    Yes, the situation is horrendous. All shelters and rescues that I know of in North and South Carolina are overwhelmed and over-flowing. Dogs (and cats) rescued for companionship by lonely people quarantined at home during the pandemic are now being dumped back into the shelters they thought they would never see again. Many people who have returned to work are now too busy for their unsuspecting companions. They never told these innocent friends their home and family were just a temporary reprieve of a year or two. Now that they are no longer needed, it’s time for them to be dumped into a worse situation than they came from.

    Of course, the number of intact animals has not really changed even with the thousands of spays and neuters performed annually at the spay/neuter clinics because every unspayed animal can exponentially produce hundreds of unwanted pets within a few years. So the normal number of animals entering the shelters has basically been pretty much status quo, but with the returns and low adoptions, we are seeing more euthanasias than we have in many years. The websites are crying out with “CODE REDS” to save all sorts of pets, from mixed breeds to purebreds and designer dogs, from infant puppies to sweet seniors who had been loyal members of their families. It is such a helpless feeling to see so many beautiful, loving, healthy dogs being put down because there just isn’t space or a home for them. Cara, thank you for all you are doing to get the word out–the shelters can only do so much.
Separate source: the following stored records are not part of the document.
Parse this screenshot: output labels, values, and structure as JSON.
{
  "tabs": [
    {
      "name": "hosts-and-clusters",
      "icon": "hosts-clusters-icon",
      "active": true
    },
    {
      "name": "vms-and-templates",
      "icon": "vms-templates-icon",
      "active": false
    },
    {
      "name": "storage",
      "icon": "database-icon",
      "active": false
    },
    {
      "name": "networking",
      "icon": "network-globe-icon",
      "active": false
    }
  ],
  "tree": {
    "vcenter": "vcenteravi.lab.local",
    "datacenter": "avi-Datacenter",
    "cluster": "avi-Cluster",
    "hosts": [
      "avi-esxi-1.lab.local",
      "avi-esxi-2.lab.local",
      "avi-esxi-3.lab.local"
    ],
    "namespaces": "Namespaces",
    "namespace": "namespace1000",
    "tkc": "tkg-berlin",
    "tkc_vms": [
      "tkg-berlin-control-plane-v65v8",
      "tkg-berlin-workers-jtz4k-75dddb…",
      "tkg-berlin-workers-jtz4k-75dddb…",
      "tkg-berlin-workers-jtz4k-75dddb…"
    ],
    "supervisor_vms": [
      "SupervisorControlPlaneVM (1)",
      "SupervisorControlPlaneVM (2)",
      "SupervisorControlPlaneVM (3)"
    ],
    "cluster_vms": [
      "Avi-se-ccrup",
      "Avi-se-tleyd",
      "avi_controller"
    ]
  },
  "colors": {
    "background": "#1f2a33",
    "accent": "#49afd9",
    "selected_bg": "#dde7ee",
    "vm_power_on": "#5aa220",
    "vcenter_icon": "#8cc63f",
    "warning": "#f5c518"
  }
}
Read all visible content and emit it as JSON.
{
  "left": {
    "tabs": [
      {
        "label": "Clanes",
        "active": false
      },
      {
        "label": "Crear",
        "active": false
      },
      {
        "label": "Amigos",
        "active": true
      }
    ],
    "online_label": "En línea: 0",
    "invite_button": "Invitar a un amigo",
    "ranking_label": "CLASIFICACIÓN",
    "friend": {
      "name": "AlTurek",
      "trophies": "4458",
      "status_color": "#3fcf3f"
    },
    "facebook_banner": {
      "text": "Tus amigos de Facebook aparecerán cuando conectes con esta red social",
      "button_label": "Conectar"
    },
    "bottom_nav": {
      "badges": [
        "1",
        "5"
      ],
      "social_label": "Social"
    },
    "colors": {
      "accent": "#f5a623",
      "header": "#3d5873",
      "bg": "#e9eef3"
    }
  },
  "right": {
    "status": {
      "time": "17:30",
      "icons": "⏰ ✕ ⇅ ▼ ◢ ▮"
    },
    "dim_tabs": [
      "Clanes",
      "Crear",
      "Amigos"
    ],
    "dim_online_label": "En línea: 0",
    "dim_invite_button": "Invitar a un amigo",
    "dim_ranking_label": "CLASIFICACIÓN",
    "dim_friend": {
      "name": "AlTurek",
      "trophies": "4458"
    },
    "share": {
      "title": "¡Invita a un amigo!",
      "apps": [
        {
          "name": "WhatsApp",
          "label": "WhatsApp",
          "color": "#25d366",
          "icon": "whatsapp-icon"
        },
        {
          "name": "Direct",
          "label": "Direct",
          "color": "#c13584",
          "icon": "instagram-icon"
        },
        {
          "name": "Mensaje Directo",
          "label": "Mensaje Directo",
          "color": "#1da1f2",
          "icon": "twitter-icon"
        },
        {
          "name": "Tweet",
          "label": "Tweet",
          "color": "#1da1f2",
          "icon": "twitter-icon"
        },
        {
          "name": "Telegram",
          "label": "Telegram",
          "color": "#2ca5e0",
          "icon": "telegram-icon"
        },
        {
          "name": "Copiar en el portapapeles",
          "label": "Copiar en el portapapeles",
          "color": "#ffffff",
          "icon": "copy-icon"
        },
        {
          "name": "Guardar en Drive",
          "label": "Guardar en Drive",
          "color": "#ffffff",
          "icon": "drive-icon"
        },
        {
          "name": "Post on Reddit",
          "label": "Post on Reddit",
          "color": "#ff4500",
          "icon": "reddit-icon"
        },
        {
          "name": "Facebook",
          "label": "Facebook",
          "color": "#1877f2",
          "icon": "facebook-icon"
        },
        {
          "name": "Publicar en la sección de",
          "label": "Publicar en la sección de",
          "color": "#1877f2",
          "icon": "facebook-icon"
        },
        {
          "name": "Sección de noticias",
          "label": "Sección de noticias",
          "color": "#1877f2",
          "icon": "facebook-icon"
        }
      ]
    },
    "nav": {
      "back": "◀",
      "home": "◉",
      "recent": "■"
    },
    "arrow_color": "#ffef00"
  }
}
Pet owners need to be responsible for the lives in their care and not think of animals as an expendable commodity. That’s the only way to stop this needless slaughter.